# Mike Hopkins Awarded Veblen Prize

Michael Hopkins–Department Chair and George Putnam Professor of Pure and Applied Mathematics–has been awarded the American Mathematical Society’s Oscar Veblen Prize in Geometry for co-authorship of the paper “On the nonexistence of elements of Kervaire invariant one” along with his fellow recipients Michael Hill at UCLA and Douglas Ravenal at the University of Rochester. The paper solved a 50-year-old problem in geometric topology and introduced new ideas and techniques in algebraic topology.

The Veblen Prize is awarded every three years for paper for notable research work in geometry or topology that has appeared in the last six years and was published in a peer-reviewed journal. This is the second Veblen Prize for Professor Hopkins, who previously also received the award in 2001 for his work on homotopy theory.

Professor Hopkins told the AMS:

*“I am delighted and honored to share this prize with my close friends and longtime collaborators. I am grateful to the committee for recognizing the impact of our work, and to those who brought it to the attention of the committee. The Kervaire invariant problem hung around as “the problem” for most of my mathematical life. I never would have dared to take it on directly, and in many ways the resolution was a serendipitous byproduct of other work that Doug, Mike, and I were doing.*

*“The Kervaire invariant problem is extraordinarily rich, and I learned as much from the process of giving talks on it as from any other mathematical activity I’ve been part of. It spans 80 years of revolutionary ideas linking topology and geometry, beginning with Pontryagin in the 1930s and passing through the hands of mathematical giants such as Thom, Milnor, Kervaire, Browder, and many others. To be part of this story is to see clearly that mathematics is a collaboration of many, many people.”*
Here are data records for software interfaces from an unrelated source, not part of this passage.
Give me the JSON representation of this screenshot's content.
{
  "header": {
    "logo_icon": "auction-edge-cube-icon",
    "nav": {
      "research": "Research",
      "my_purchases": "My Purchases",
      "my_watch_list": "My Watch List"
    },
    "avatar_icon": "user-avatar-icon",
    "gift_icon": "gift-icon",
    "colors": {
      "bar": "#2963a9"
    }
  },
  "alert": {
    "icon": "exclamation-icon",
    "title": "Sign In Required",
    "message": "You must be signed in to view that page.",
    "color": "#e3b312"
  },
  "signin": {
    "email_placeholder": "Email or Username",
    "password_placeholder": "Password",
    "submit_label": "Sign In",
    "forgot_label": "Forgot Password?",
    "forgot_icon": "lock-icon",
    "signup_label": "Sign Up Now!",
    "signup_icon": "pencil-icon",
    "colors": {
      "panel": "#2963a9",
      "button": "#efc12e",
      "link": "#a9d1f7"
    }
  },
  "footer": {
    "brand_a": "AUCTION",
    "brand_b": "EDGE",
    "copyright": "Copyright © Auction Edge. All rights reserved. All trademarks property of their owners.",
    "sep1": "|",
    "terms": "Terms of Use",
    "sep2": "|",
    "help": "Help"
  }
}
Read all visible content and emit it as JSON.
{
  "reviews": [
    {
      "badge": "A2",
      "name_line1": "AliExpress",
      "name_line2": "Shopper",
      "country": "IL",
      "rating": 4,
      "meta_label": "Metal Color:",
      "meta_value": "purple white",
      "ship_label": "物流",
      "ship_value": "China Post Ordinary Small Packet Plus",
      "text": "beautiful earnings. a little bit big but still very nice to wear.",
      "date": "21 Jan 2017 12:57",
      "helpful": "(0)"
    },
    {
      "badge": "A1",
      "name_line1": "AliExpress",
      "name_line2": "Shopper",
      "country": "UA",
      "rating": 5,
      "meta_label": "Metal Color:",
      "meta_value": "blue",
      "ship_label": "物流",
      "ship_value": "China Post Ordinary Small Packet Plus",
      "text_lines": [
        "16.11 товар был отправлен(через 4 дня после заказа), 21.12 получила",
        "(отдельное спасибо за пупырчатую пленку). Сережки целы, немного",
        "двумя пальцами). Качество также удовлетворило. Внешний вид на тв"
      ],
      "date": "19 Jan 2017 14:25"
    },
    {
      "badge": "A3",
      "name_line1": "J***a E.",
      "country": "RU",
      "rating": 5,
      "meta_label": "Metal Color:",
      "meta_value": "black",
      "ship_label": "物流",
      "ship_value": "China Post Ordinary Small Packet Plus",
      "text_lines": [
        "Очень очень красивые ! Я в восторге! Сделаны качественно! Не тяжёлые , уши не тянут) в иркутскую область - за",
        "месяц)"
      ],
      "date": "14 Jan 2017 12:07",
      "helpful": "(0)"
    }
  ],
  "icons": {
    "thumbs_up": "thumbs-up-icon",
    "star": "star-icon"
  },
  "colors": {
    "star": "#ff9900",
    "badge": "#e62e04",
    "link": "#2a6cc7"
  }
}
The prize will be presented at the Joint Mathematics Meetings in Seattle on January 5th.

The paper On the nonexistence of elements of Kervaire invariant one via Jstor.

The AMS 2022 Veblen Prize Announcement